I don’t fish steelhead in the spring nearly as much as I do in the winter, I don’t like being crowded. I will bushwhack and find little isolated spots for brookies and brownies and have fun with 3 and 4 wt rods all by myself once the season opens. The hardest part for me was reducing the amount of gear I would carry in. Finding a few flies I had enough trust in to bring into the bush was the toughest part of it, since you never really know what the water conditions are going, you need to be versatile. A fly that works in more than one fashion is a huge asset in situations like this. Here are five flies that are easy to tie, will cover just about any situation and should be in your box for the opener.
- The Wooly Bugger
- The Elk Hair Caddis
- The Bead Head Pheasant Tail Nymph
- The Bi-Visible
- The Rabbit Leech
The Wooly Bugger
No surprise this one made the list, it is responsible for the majority of my trout BY FAR, especially in those remote locations where there is limited pressure. But not willing to leave good enough alone, I rarely fish the Bugger in its original pattern. From sizes 12-8 I usually add a silver-black bead to the fly. Nothing huge, just a little flash, and I finish the fly with a hackle collar that is swept back. For brook trout in turbid water I often tie the fly with crystal chenille in the body and a gold cone head. The beauty of the Wooly Bugger is that it can imitate ANYTHING, and fished just about any way imaginable.
The Elk Hair Caddis
A classic, easy to tie, and my personal favourite for top water searching. I can almost always get a rise on an Elk Hair Caddis. It represents more than just a caddis fly if you ask me, and thats why it is so effective. From hoppers to emerging mayflies, like the Wooly Bugger, it is a versatile bait.
The Bead Head Pheasant Tail Nymph
With a gold bead this fly gets down quick, and catches. Again it is one of those versatile flies, from what it represents to the way you can fish it. It is heavy enough to use for czech nymphing in moderate runs, and light enough not to sink an Elk Hair Caddis fly as a dropper.
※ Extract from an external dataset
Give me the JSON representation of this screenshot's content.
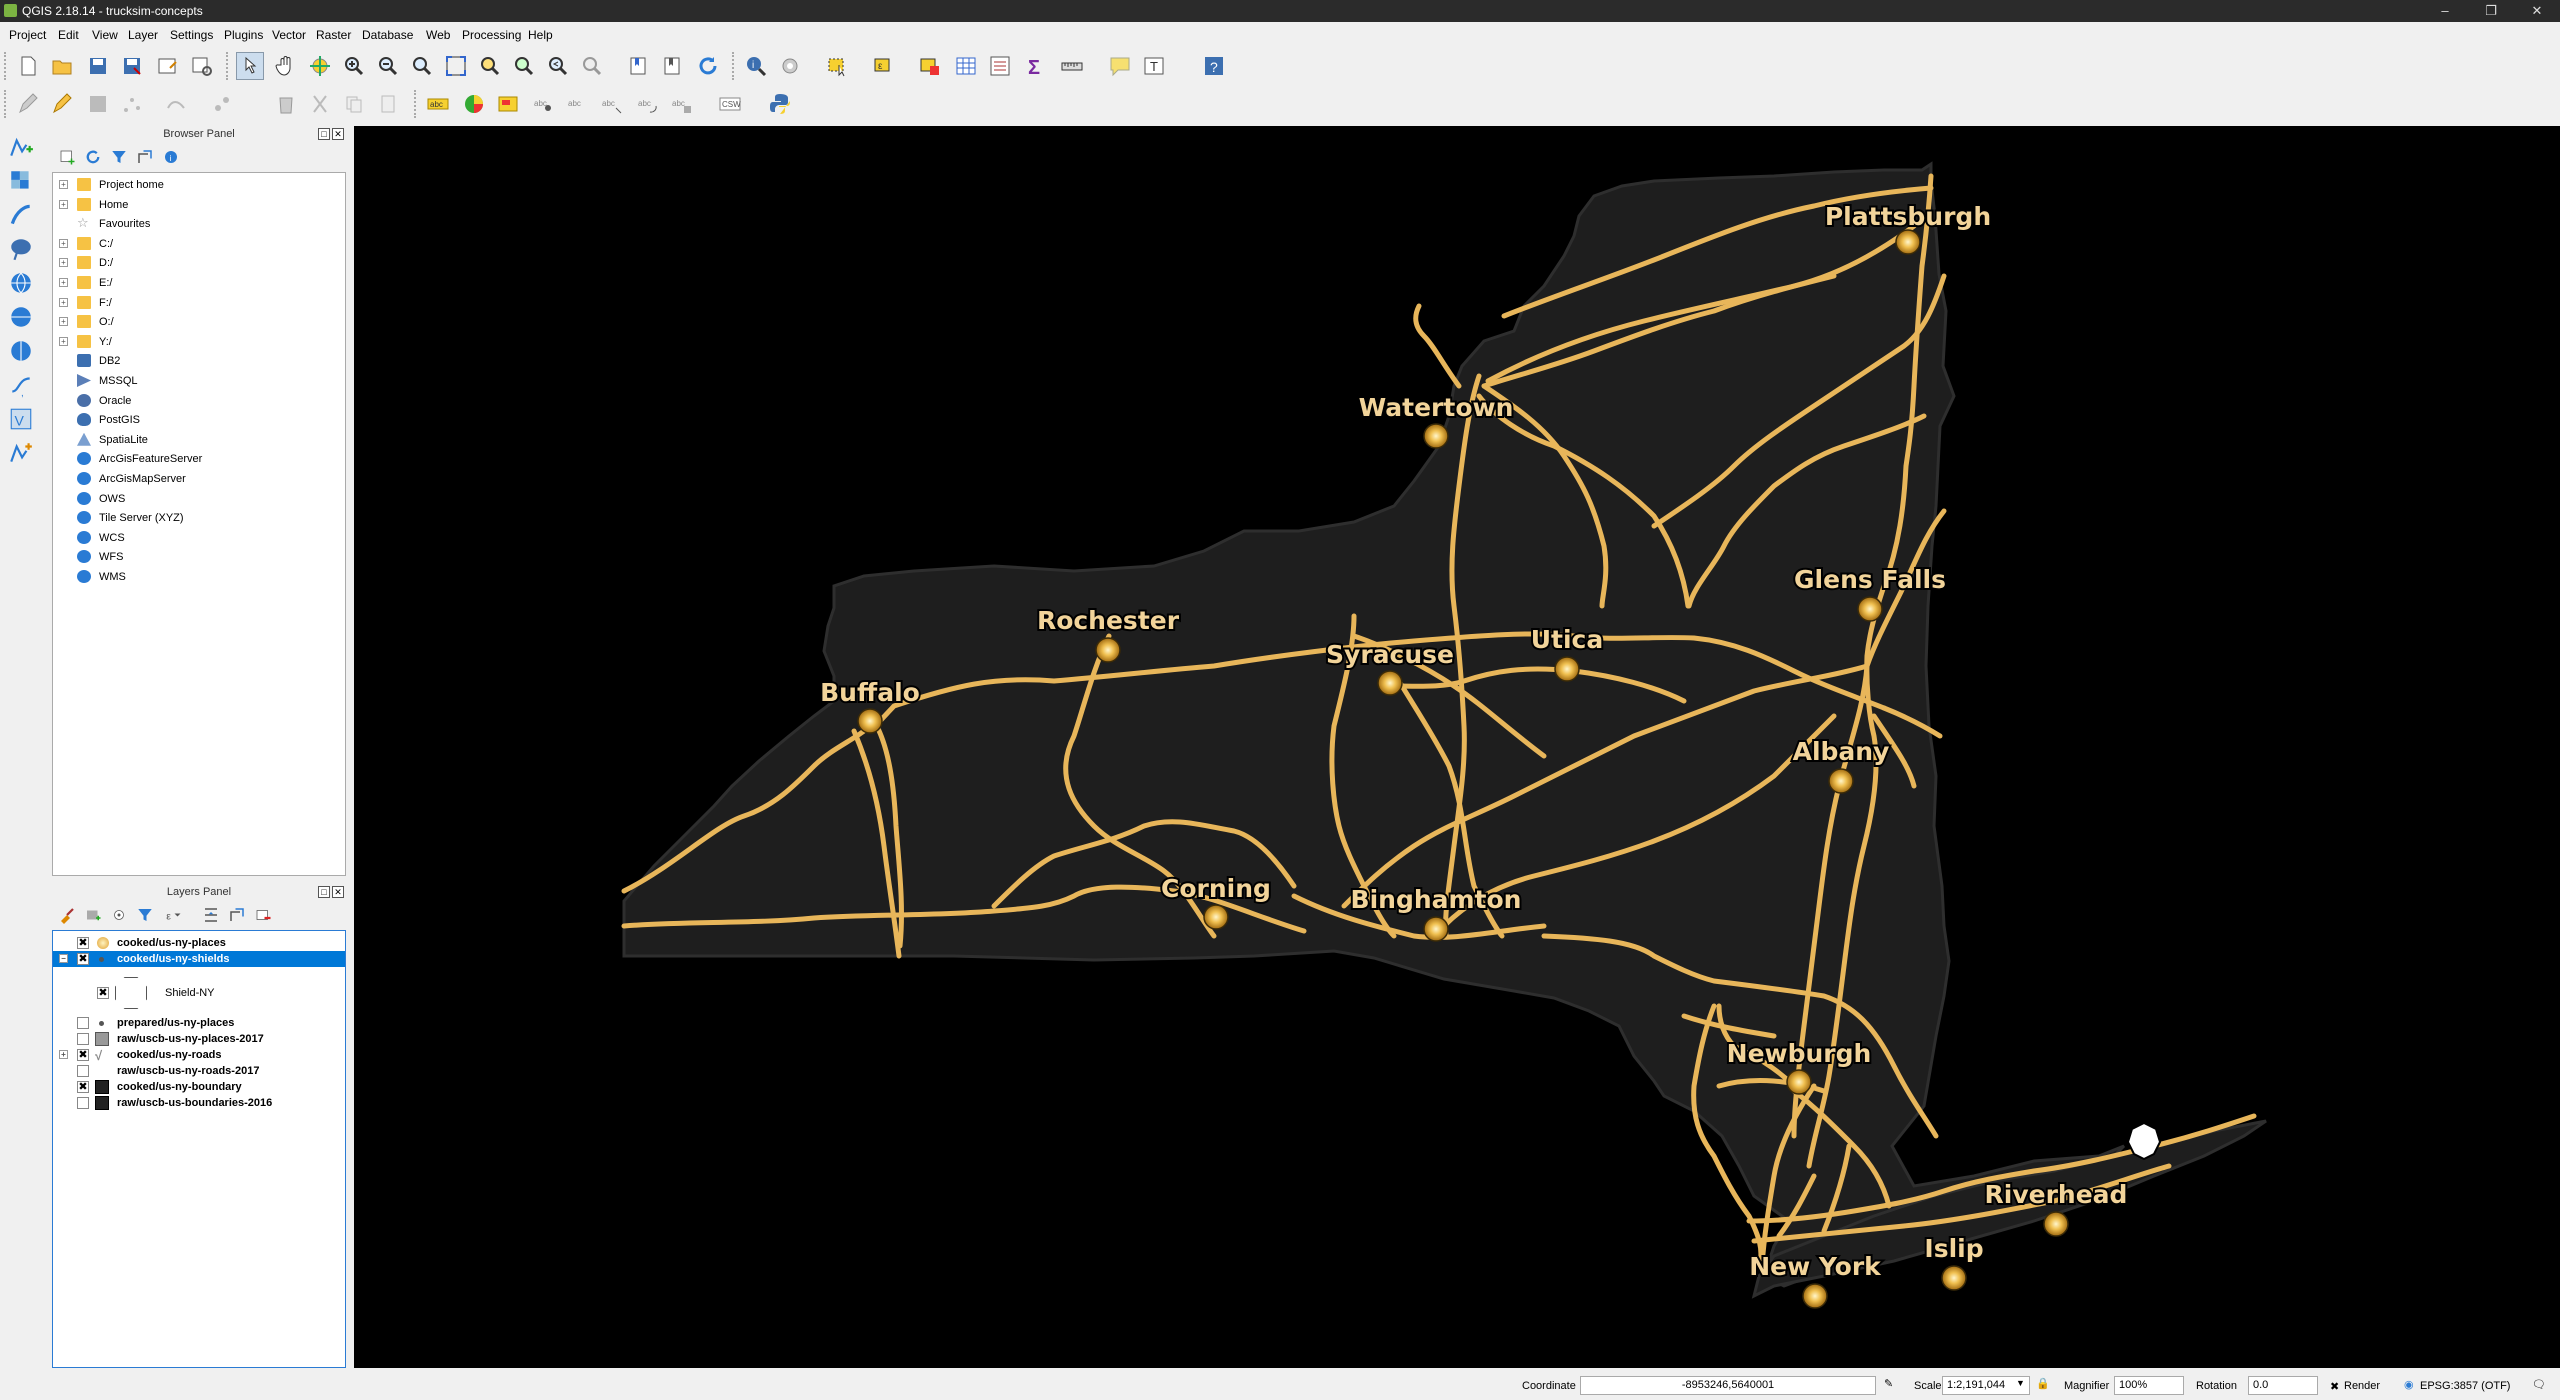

Like the Wooly Bugger, the Bi-Visible is obscure enough to imitate a variety of things, and the trout seem to always like what ever it is they think it is. I rarely get light sips on this fly, especially when I am skating it. With all the hackle its great as a lead fly, dries quickly with false casts, and can be used during almost any hatch effectively. In a pinch I have cut down the body on the water to create a more mayfly like profile and it saved my day.
The Rabbit Leech
My secret weapon, I almost did not want to add this in, but this site is all about sharing, so hear it goes. A zonker tail, cross cut body, dumbbell eyes, and a a wool or yarn red head. Fish it like a streamer or swing it in the current, it will pull specks out of any pool. But it does not stop there, browns, rainbows, salmon, panfish, pike, muskie, bass and walleye have all fallen victim to this fly. I fish a size eight for all my trout applications with the exception of crystal clear cold water, where I go down to a 10. Any smaller and I feel like the fly looses its allure.
With these five flies, I can tackle just about any situation I run into on opening day. They are easy to tie, durable, and have a proven record to catch fish.